TASK STATEMENT →
Hunt through the entries for the word "Project" and copy each line in which it appears.

DATASET ENTRIES →
╭──

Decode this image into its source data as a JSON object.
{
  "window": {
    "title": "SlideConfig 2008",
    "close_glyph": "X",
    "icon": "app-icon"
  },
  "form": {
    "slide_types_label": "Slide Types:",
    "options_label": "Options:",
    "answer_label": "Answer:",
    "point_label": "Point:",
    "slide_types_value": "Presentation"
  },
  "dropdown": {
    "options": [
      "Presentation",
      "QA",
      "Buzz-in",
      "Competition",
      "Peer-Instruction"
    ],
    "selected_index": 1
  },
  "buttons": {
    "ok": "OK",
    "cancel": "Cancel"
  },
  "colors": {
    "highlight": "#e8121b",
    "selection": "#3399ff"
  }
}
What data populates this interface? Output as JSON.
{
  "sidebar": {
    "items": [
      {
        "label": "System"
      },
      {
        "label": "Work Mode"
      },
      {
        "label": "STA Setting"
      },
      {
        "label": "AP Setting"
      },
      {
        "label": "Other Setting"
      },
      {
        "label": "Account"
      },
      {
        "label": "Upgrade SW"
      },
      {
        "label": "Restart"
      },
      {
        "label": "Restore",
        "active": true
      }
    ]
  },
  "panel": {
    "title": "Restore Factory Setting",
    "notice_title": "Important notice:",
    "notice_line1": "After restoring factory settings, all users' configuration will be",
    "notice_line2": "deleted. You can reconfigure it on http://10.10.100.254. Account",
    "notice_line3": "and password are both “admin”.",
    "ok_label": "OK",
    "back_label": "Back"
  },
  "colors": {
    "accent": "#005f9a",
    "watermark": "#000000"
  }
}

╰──
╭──

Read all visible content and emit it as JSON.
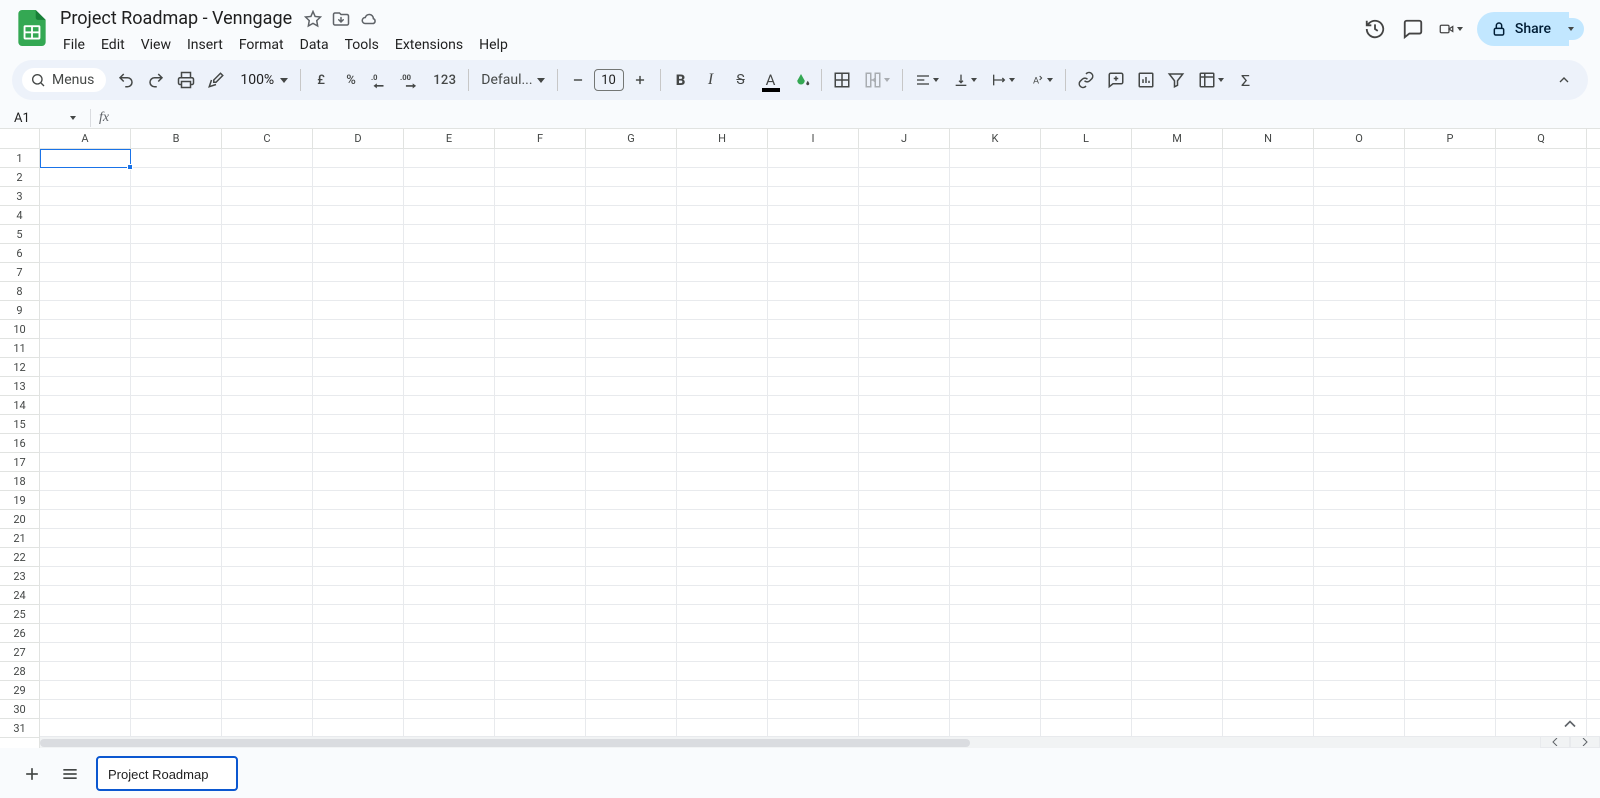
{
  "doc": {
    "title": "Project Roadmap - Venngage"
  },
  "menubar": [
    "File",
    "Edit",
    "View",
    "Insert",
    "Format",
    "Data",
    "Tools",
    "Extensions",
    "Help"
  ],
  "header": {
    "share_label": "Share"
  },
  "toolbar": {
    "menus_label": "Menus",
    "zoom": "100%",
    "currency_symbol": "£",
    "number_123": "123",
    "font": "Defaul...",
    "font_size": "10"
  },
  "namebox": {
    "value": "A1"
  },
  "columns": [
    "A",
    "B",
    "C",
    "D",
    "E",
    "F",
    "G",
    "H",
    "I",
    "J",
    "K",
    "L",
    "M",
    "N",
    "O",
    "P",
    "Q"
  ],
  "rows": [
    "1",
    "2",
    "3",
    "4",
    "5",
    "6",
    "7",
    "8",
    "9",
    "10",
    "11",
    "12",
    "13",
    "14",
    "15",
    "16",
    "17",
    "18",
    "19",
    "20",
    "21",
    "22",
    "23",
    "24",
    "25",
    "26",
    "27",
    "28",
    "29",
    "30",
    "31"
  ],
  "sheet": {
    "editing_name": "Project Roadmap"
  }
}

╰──

YOUR RESPONSE →
    "title": "Project Roadmap - Venngage"
    "editing_name": "Project Roadmap"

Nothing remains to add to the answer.